Some fear the advent of AI but could it actually be beneficial to our careers, freeing our days from the mundane and adding value to our relationships at work?
While we’re used to seeing AI put to work on a production line or even in customer service chat facilities, the possibilities for the office and indeed our leisure time are becoming increasingly apparent.
There are several seemingly monotonous tasks that are already automated in the workplace, from gathering and organising customers’ information to sending a thank you note or a follow up sales interaction. Even something as simple as an auto signature cuts out the faff of getting a contract or agreement hand signed every time.
Finance is one area that has benefited in multiple ways from automatic generation of invoices, reminders or payments to scheduling and approving expense reports. HR is one of the more controversial uses of AI, replacing certain elements of recruitment such as face-to face interviews with virtual equivalents (with some observers worried about potential bias depending on who inputs the data that dictates how the algorithms perform) and even onboarding in some companies.
According to the Harvard Business Review nearly two thirds of current management tasks could be automated by 2025. A LinkedIn post on behalf of software firm Talcura Technologies puts a positive spin on this stating, “Managers will therefore have fewer routine tasks on their plates and more space for human relationships with employees.”
After a couple of years when face-to-face contact was kept to a Covid-mandated minimum, this opportunity for greater time for relationship building must surely be welcomed. This is particularly true for younger colleagues who might have missed out on crucial mentoring time. Plus, isn’t collaboration: forging greater connections with colleagues, an activity that is the cornerstone of what the workplace stands for post-pandemic.
With fewer routine tasks to take up their days, managers can spend more time on other employee-based issues such as discussions around access to flexible work, enhancing employee wellness and having conversations about diversity, inclusion and equity.
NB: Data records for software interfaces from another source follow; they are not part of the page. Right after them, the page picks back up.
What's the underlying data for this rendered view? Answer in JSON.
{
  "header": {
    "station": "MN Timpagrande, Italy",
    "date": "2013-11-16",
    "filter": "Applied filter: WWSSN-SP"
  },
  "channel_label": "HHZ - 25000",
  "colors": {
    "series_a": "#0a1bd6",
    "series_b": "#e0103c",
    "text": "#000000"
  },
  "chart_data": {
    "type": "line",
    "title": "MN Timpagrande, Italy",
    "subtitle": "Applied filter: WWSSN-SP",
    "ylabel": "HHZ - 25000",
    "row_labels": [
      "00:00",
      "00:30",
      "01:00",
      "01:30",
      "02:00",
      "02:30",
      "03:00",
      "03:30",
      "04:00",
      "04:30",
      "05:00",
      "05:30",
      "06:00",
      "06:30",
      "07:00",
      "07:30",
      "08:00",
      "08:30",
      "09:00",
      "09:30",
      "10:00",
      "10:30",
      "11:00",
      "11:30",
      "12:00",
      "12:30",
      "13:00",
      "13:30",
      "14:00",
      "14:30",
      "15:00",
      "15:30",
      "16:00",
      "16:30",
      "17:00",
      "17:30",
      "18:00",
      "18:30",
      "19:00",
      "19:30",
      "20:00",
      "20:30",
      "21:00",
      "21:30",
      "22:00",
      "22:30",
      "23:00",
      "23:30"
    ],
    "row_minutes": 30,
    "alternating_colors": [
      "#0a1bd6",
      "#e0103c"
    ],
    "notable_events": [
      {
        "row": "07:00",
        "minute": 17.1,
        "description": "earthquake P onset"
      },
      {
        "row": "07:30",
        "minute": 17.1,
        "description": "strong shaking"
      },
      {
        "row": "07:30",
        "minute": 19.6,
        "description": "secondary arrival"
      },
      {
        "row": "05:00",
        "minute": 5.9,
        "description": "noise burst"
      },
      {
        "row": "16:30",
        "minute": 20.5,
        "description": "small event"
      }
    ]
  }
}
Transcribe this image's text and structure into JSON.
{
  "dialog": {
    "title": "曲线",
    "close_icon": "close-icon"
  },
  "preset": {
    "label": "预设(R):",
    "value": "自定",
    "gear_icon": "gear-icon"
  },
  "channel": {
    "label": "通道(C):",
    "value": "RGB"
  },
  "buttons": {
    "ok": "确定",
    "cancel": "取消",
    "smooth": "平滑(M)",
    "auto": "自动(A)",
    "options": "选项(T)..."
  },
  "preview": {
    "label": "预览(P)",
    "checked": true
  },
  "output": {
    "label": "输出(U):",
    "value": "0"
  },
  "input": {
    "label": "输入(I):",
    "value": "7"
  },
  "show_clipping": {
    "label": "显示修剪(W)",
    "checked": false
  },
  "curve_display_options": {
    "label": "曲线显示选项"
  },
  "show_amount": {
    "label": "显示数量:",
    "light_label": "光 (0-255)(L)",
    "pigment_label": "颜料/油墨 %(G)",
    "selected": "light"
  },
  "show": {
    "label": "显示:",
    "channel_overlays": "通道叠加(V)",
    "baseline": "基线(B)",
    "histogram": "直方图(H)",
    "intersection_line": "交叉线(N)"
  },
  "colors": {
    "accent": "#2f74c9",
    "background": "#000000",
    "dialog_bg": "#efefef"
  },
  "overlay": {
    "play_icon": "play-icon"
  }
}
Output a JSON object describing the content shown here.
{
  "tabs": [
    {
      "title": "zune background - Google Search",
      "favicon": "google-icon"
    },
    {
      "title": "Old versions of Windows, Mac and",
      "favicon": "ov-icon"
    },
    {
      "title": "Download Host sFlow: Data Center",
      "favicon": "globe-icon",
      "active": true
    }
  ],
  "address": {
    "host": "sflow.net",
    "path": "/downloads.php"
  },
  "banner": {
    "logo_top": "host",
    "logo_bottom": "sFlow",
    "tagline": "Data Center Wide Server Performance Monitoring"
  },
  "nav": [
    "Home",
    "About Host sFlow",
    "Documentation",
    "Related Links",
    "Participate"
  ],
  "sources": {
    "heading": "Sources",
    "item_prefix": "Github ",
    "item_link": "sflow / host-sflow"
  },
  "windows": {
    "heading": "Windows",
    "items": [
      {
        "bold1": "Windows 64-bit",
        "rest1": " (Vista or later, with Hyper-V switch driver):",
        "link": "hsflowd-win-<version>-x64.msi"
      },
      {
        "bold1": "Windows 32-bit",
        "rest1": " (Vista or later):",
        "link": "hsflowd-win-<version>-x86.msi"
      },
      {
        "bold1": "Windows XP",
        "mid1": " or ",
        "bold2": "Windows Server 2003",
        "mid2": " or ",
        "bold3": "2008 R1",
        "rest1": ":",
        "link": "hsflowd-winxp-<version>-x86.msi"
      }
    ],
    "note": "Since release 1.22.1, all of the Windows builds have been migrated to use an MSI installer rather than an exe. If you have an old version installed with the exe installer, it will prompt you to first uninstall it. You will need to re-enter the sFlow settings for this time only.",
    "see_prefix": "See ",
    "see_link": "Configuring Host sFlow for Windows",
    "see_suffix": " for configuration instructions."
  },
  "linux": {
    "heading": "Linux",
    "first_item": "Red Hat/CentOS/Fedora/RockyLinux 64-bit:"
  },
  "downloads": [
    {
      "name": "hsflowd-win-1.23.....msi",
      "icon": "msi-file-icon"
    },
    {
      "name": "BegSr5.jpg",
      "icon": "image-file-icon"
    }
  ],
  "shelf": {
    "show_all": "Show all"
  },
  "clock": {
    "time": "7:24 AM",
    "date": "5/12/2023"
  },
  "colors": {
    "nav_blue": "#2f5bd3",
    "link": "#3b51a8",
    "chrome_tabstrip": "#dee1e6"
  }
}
Inclusivity is of course one of BW’s three layers – for our part, we have reflected on the way our organisation looks at present and are taking active steps to do things differently to ensure we provide a genuinely inclusive workplace.
With task automation, managers can also spend a greater proportion of their time developing their team’s careers and spending time encouraging up-skilling and re-skilling, as well as developing soft skills themselves, such as enhancing their emotional intelligence.
Extending this theory outside the office and into the general work environment, as far back as 2017 a joint study conducted by Oxford University and the Oxford Martin School estimated that nearly half of all jobs are ‘at risk’ of being automated by 2037.
With potentially fewer jobs to go round, could this pave the way for a universal basic income? Open AI CEO Sam Altman wrote about how “Software that can think and learn will do more and more of the work that people now do” in 2021. In a post entitled ‘Moore’s Law for Everything’ he added that “in as little as 10 years, AI could generate enough wealth to pay every adult in the US $13,500 per year.” Detractors of this scenario fear it might disincentive people from working.
Interestingly in a very recent interview, Altman, whose firm is responsible for ChatGPT called AI, “the greatest force for economic empowerment.” Launched in November 2022, the chatbot has grabbed many headlines since for its ability to mimic the written word impressively similar to humans’ own efforts. While Elon Musk called it ‘scary good’, everyone from university lecturers to journalists have raised concerns about its potential while the musician Nick Cave denounced its use in imitating his own songwriting as a “grotesque mockery of what it is to be human.” That said, there have been other creative uses which have been less vociferously rejected from brainstorming side hustles to writing jokes to coding, even poetry.
Illustrator Justyna Green recently prompted ChatGPT to explore issues women struggle with, such as the gender pay gap, body image and sexual harassment, using AI to compose a series of haikus. “This created a metaphor and an inspiration for my illustrations featuring alongside the poems,” she says, “I hope that the resulting works are an example of how AI can be harnessed by creatives to enhance their work and champion issues that are important to them.”
Like it or not AI is here to stay with the Harvard Business Review summing up its increasing adoption, ‘What automation can change for the better is the experience of work’.